The spring lobby server has global server wide bans and a bot called Chanserv which provides moderation controls to channel operators at a channel level. Sadly channel bans were not one of those features.
In the past I had put everything into cookiebot and since cookiebot was at best an experiment, it became very messy. The new approach would be to create a bot for every function that was required, and release the bots to the community to use in their own channels. The new bots would be smaller, easier to understand and maintain. The first such ‘small bot’ was banbot.

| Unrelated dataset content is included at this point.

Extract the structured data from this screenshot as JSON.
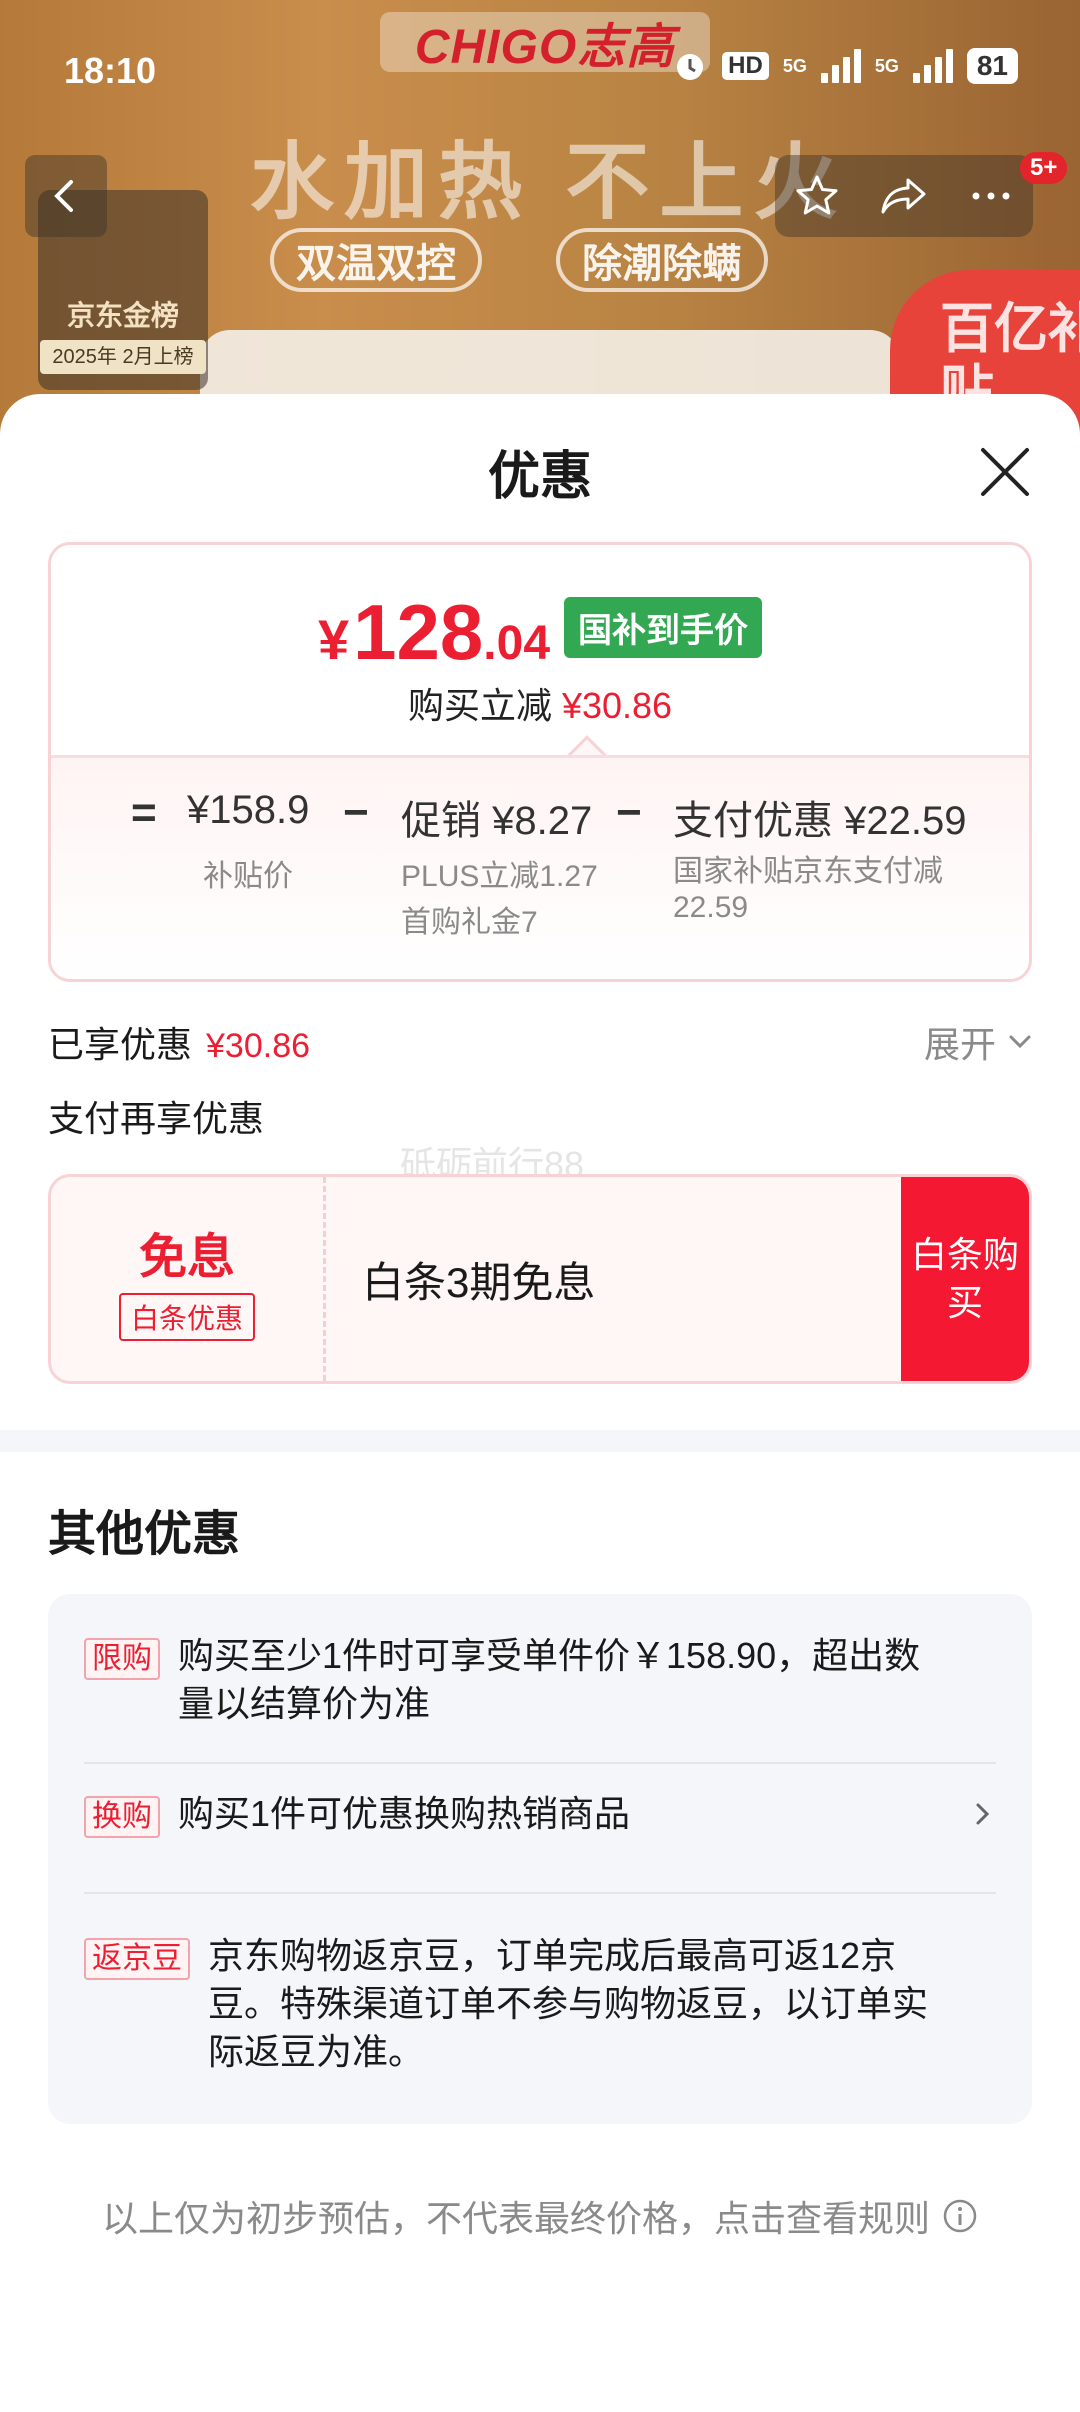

Banbot maintained a single list of users which where not allowed in the same channel. When a user entered the channel that banbot is who was flagged as banned, banbot would send a !kick command to Chanserv via private message and the user would be booted from the channel almost as soon as they joined. This required that channel operators gave Banbot operator status
Banbot became rather successful, as channel operators now had a tool for getting rid of spammers who rejoined that didn’t involve locking their channels with passwords, preventing people who didn’t have the password from joining. Operator status was given to the instance running the account Banbot in ~20 channels. Banbot was released on my main website as a download, and many users showed an interest, however because many didnt have the means to host a bot or the will to download and run the bot, they granted Banbot operator status and had it join there channel.
Since Banbot was designed to sit in a single channel and not multiple channels, chaos ensued. The single list policy of banbot became the main criticism, and the introduction of Banbot to the #k channel exposed the fundamental flaws of ignoring the one instance per channel rule. A particularly power mad user Tsuyosa recognized the issue and realized if a user was banned in her channel, they were also banned in all 20 other channels. Channel operators were horrified to find banbot booting them out of their own channels on login and rather than demanded action to which Tsuyosas operator privileges on Banbot were removed, but not before she attempted to exploit the same flaw in slurbot which operated under the same 1 bot per channel design, and rather unsuccessfully cookiebot.
At this point confidence in the use of Banbot floundered despite a stable code base. Inspired by Cookiebots success a new breed of community members had arrived and started coding their own bots which started to take over the role of Banbot. These were trusted more because the people running them tended to be the people who built them. Eventually the fad for ban bots ended and development of Banbot shifted away towards Lobby client development and AI development.